+++ INPUT RECORDS
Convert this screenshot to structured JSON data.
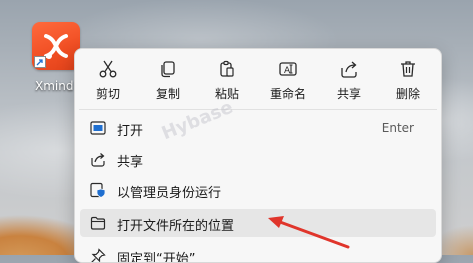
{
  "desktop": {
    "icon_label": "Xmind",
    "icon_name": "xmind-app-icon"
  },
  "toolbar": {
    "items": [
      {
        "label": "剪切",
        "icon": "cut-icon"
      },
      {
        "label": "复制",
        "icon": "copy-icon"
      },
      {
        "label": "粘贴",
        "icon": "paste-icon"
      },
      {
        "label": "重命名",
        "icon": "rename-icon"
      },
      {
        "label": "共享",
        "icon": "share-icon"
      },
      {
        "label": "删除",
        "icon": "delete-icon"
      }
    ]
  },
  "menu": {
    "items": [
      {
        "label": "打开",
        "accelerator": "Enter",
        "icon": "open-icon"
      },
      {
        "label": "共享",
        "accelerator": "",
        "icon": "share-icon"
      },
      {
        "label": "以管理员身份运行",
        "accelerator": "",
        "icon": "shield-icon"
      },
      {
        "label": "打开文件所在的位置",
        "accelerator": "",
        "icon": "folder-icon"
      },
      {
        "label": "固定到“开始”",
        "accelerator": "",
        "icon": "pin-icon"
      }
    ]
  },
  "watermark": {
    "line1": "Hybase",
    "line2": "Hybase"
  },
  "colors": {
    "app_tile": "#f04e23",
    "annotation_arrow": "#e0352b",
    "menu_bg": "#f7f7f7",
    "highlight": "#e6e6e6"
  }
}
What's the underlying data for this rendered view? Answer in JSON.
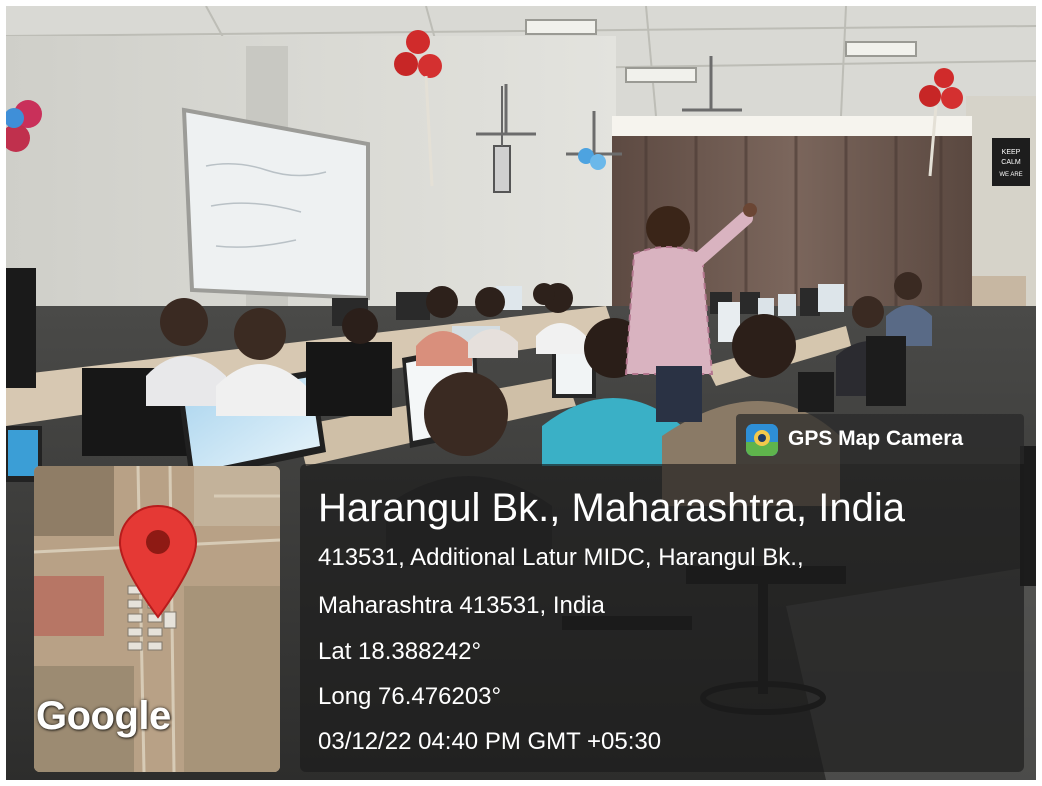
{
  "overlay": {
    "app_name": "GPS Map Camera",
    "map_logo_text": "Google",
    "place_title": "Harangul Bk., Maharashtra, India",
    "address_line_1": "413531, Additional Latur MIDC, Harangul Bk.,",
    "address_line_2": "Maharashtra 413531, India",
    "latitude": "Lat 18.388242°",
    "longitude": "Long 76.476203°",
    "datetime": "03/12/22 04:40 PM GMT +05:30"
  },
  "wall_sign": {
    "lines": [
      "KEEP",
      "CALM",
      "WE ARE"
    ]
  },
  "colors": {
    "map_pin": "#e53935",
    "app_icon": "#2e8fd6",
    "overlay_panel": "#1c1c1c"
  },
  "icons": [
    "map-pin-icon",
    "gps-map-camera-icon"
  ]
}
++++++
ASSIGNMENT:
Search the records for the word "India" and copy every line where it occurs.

ANSWER TO THIS EXERCISE:
    "place_title": "Harangul Bk., Maharashtra, India",
    "address_line_2": "Maharashtra 413531, India",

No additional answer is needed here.